According to the authors, their study supports “mandatory guidelines on labeling on the front of packaging to guide consumer choice and encourage the food industry to reformulate their products”.
Song and colleagues mention several limitations to their study. For example, they acknowledge the differences in the type, format and position of labels, as well as the differences in study populations and experimental attitudes in the studies reviewed.
Most of the research they evaluated was laboratory studies, so real-world data on food consumption were limited. The team also admitted that there was a “lack of long-term impact assessments”.
Medical news today asked Dr. Mir Ali, MD, a bariatric surgeon and medical director of the MemorialCare Surgical Weight Loss Center at Orange Coast Medical Center in Fountain Valley, CA, asked whether food labels really affect buying behavior.
The surgeon agreed with the study results that color coding and warnings make a difference:
“I think if people are more aware of the health benefits or disadvantages of a particular food or product, then it is [labels] can steer them more towards a healthy product. “
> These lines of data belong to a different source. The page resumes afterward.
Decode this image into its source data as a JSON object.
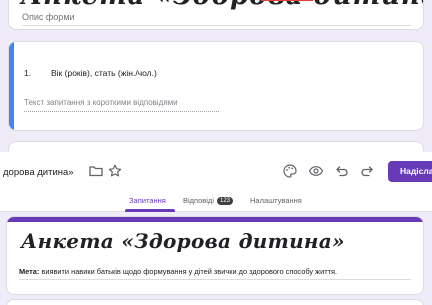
{
  "top_form": {
    "title_cut": "Анкета «Здорова дитина»",
    "description_placeholder": "Опис форми"
  },
  "question": {
    "number": "1.",
    "text": "Вік  (років), стать (жін./чол.)",
    "answer_placeholder": "Текст запитання з короткими відповідями"
  },
  "header": {
    "doc_title": "дорова дитина»",
    "icons": [
      "folder-icon",
      "star-icon",
      "palette-icon",
      "preview-eye-icon",
      "undo-icon",
      "redo-icon"
    ],
    "send_label": "Надіслати"
  },
  "tabs": {
    "questions": "Запитання",
    "responses": "Відповіді",
    "responses_count": "123",
    "settings": "Налаштування"
  },
  "form": {
    "title": "Анкета «Здорова дитина»",
    "description_label": "Мета:",
    "description_text": " виявити навики батьків щодо формування у дітей звички до здорового способу життя."
  },
  "colors": {
    "accent": "#673ab7",
    "background": "#f0ebf8",
    "question_accent": "#4285f4"
  }
}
Dr. However, Ali believed that the current labeling system in the US did not provide clear, accurate nutritional information.
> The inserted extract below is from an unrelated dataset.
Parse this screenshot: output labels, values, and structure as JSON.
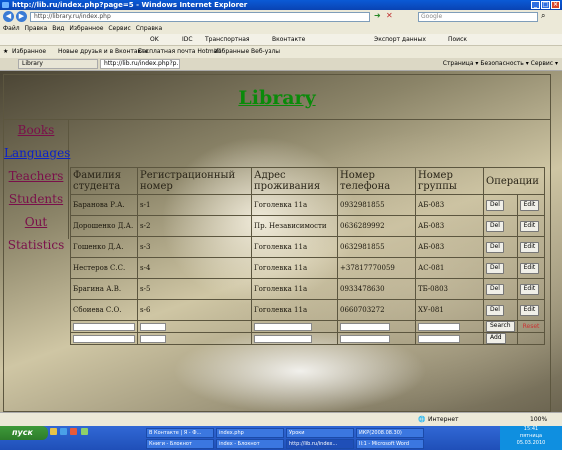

For example, some food manufacturers list chemical names for sugar, which might lead some people to believe that a product is sugar-free.
Dr. Ali added:
“I think people get the impression that if something is labeled ‘healthy’ it has to be healthy or organic or free range […] – some of the buzzwords. So often they just look at it and say, ‘OK, I eat healthy.’ They do not pay attention to the calorie content or the actual composition of their food, whether it is high in fat or cholesterol or other things that may not be in their best interests. “
As a bariatric surgeon and weight loss specialist, Dr. Ali encourages patients to eat properly after surgery.
He suggests that labels should contain recommended usage limits: “[Labels could say] this food falls into this category and you should only consume this amount per day or limit this amount. Or this food is in the ‘green zone’, where you don’t have to limit the amount of food you eat [of] that in one day. “
Dr. However, Ali admits that people mostly buy what they want, healthy or not.
He went on to say: “There is a lot of controversy [about] What is proper nutrition? […]. There are many different opinions, especially among children. “
Noel Anderson, Ph.D., is president of the Institute of Food Technologists, a scientific community for food professionals.
In a podcast with FoodNavigator-USA, he comments that many buyers lack clarity about healthy eating:
“I don’t think there’s a deep understanding of what healthy eating really means to the ordinary consumer. Research has clearly shown that consumers are more conscious and claiming that they want to eat healthily, but for too many of them, healthy eating just means fresh, not bad. That’s a pretty narrow definition. “
Dr. Anderson continued, “Besides, if you look at their behavior, […] Enjoyment drives purchases […]. “
Dr. Ali believes that making labels clearer is “a good step in the right direction”. Ultimately, however, individuals should take responsibility for self-education and food choices for health reasons.